Meet Lorcan. Lorcan was once a circus horse, but now he's training for his second career as a police horse with the London Metropolitan Police. Lorcan's experience with the circus actually comes in handy for his new career - crowds and noise don't scare him, since they resemble the performance he used to give.
Lorcan can stay calm and level-headed in situations that might frighten other horses.
Retraining a circus horse to be a police horse takes time. Generally it takes at least two years to train a police horse. Police horses need to learn to stay calm in chaotic situations, to obey their rider at all times, and to tolerate people and objects against their sides. They have to be dependable whenever they head out on the streets, and the job isn't right for all horses.
This video provides a neat look at Lorcan's unique experience.
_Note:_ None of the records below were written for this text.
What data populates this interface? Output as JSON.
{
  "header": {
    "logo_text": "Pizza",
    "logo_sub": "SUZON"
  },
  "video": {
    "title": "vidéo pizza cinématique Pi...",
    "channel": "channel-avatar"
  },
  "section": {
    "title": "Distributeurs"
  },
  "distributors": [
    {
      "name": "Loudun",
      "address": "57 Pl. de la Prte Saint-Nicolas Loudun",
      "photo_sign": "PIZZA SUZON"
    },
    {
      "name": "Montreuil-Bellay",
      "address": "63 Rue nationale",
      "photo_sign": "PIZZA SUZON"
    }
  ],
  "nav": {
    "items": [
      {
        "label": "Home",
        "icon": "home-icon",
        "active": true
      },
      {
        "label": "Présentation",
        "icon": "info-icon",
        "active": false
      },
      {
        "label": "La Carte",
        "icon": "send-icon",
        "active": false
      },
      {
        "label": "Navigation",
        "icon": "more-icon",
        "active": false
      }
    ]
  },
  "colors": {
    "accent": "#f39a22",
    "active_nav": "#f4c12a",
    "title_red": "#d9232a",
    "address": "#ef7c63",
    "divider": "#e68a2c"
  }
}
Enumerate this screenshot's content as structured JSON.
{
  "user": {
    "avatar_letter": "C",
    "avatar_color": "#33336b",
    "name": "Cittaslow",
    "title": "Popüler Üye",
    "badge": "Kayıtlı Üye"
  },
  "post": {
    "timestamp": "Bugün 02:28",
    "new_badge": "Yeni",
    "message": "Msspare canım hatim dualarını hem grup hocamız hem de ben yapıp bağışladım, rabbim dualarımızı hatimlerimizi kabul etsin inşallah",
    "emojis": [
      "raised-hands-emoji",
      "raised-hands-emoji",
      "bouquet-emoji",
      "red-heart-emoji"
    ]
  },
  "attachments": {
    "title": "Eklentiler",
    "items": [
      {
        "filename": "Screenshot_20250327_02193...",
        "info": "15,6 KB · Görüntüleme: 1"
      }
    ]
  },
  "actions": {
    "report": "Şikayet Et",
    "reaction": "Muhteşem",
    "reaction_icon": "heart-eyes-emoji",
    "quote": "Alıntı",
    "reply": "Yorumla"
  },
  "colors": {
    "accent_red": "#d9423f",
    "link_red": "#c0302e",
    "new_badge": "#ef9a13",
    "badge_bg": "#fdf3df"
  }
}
Many horses go on to have multiple careers, just like Lorcan. Racehorses usually retire by the time they're six or seven years old, and they can begin second careers as riding mounts, show horses, and breeding horses. Some show horses have an initial show career and then go on to work as lesson horses or schoolmasters, teaching younger riders how to ride at the upper levels.
Because horses are versatile and highly trainable, it's never out of the question for them to have multiple careers. Lorcan went from circus horse to police horse, which just demonstrates how intelligent and talented horses can be.
It looks like Lorcan has many great years ahead of him with the police force.